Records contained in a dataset
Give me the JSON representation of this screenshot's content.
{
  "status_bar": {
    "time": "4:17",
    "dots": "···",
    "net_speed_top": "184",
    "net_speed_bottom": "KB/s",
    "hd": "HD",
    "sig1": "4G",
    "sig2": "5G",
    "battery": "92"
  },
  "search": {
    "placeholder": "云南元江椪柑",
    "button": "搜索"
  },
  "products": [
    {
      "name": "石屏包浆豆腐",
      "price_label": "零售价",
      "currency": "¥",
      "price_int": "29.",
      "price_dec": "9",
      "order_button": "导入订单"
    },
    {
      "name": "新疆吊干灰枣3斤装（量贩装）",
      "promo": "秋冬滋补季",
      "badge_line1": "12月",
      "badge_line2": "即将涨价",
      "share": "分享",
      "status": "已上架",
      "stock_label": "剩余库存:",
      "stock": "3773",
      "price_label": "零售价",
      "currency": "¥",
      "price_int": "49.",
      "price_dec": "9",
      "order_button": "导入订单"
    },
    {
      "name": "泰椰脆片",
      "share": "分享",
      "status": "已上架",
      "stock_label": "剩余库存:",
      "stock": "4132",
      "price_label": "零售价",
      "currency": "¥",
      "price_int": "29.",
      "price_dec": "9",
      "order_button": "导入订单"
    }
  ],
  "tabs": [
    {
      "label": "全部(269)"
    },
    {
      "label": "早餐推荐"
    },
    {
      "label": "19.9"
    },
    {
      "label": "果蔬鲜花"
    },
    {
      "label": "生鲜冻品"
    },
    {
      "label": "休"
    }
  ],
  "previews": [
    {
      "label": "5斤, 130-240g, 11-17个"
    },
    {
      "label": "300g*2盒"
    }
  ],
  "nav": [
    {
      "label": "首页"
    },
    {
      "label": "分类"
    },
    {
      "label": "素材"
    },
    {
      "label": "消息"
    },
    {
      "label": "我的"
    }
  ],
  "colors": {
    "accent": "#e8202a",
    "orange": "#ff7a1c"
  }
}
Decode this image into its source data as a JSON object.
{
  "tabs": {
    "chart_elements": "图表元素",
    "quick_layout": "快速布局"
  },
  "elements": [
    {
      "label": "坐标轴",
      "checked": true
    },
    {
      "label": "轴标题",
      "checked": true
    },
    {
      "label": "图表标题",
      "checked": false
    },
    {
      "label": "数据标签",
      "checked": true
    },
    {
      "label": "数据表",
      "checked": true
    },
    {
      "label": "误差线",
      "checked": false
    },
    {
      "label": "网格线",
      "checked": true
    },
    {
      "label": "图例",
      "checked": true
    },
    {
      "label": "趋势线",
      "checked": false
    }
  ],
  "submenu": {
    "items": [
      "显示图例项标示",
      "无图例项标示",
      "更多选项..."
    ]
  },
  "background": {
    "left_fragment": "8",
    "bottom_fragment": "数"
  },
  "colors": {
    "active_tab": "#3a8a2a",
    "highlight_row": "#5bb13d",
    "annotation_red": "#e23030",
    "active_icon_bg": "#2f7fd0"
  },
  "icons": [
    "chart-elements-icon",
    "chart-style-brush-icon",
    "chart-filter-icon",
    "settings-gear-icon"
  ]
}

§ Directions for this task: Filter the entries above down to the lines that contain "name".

§ Result for this task:
      "name": "石屏包浆豆腐",
      "name": "新疆吊干灰枣3斤装（量贩装）",
      "name": "泰椰脆片",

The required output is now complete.